**Work to complete**: Pick every line from the data that holds the word "icon".

[Excerpts from an interface dataset]
* * *
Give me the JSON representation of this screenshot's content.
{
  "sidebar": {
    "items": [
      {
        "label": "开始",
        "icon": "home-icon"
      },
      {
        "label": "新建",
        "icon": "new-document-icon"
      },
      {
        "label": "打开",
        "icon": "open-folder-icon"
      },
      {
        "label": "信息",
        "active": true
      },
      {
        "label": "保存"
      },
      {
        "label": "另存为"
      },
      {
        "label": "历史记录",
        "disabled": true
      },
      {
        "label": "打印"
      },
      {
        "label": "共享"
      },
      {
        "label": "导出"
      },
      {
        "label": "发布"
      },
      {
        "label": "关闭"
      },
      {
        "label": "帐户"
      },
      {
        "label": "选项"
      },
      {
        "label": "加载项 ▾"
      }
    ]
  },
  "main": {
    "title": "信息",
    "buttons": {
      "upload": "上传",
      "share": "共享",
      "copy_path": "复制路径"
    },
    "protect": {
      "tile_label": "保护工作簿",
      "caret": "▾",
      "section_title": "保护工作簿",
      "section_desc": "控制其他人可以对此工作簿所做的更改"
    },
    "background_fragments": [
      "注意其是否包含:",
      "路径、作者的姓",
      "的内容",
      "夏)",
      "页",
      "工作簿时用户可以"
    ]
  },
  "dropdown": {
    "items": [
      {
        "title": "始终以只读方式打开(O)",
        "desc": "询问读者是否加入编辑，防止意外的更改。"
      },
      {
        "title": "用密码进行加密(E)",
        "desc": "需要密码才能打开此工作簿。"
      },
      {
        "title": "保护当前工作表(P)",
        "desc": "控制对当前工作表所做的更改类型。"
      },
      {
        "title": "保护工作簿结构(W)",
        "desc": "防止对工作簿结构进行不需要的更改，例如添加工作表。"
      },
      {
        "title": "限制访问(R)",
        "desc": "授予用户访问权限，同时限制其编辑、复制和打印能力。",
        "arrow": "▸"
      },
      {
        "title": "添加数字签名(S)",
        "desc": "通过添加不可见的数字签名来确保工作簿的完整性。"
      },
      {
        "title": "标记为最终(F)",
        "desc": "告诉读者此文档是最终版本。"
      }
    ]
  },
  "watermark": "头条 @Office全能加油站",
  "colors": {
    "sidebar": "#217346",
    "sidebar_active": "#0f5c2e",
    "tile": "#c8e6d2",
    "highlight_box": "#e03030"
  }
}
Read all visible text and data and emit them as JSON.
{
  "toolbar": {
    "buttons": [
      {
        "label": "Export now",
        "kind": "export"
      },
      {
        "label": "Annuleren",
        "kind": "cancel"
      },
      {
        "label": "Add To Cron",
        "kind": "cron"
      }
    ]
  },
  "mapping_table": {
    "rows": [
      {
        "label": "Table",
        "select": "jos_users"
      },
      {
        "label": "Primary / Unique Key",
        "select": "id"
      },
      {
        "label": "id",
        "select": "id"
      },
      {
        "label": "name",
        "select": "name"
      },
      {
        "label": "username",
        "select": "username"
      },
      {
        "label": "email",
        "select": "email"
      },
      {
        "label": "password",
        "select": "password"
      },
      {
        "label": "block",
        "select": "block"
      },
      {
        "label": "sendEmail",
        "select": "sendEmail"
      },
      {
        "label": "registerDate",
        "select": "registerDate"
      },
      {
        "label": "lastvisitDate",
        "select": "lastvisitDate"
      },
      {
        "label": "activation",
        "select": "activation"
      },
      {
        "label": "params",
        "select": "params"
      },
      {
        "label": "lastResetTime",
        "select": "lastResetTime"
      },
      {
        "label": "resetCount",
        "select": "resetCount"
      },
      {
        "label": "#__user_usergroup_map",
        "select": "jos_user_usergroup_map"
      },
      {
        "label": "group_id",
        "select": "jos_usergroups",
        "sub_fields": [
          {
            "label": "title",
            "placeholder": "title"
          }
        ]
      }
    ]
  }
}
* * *
**Finished task**:
        "icon": "home-icon"
        "icon": "new-document-icon"
        "icon": "open-folder-icon"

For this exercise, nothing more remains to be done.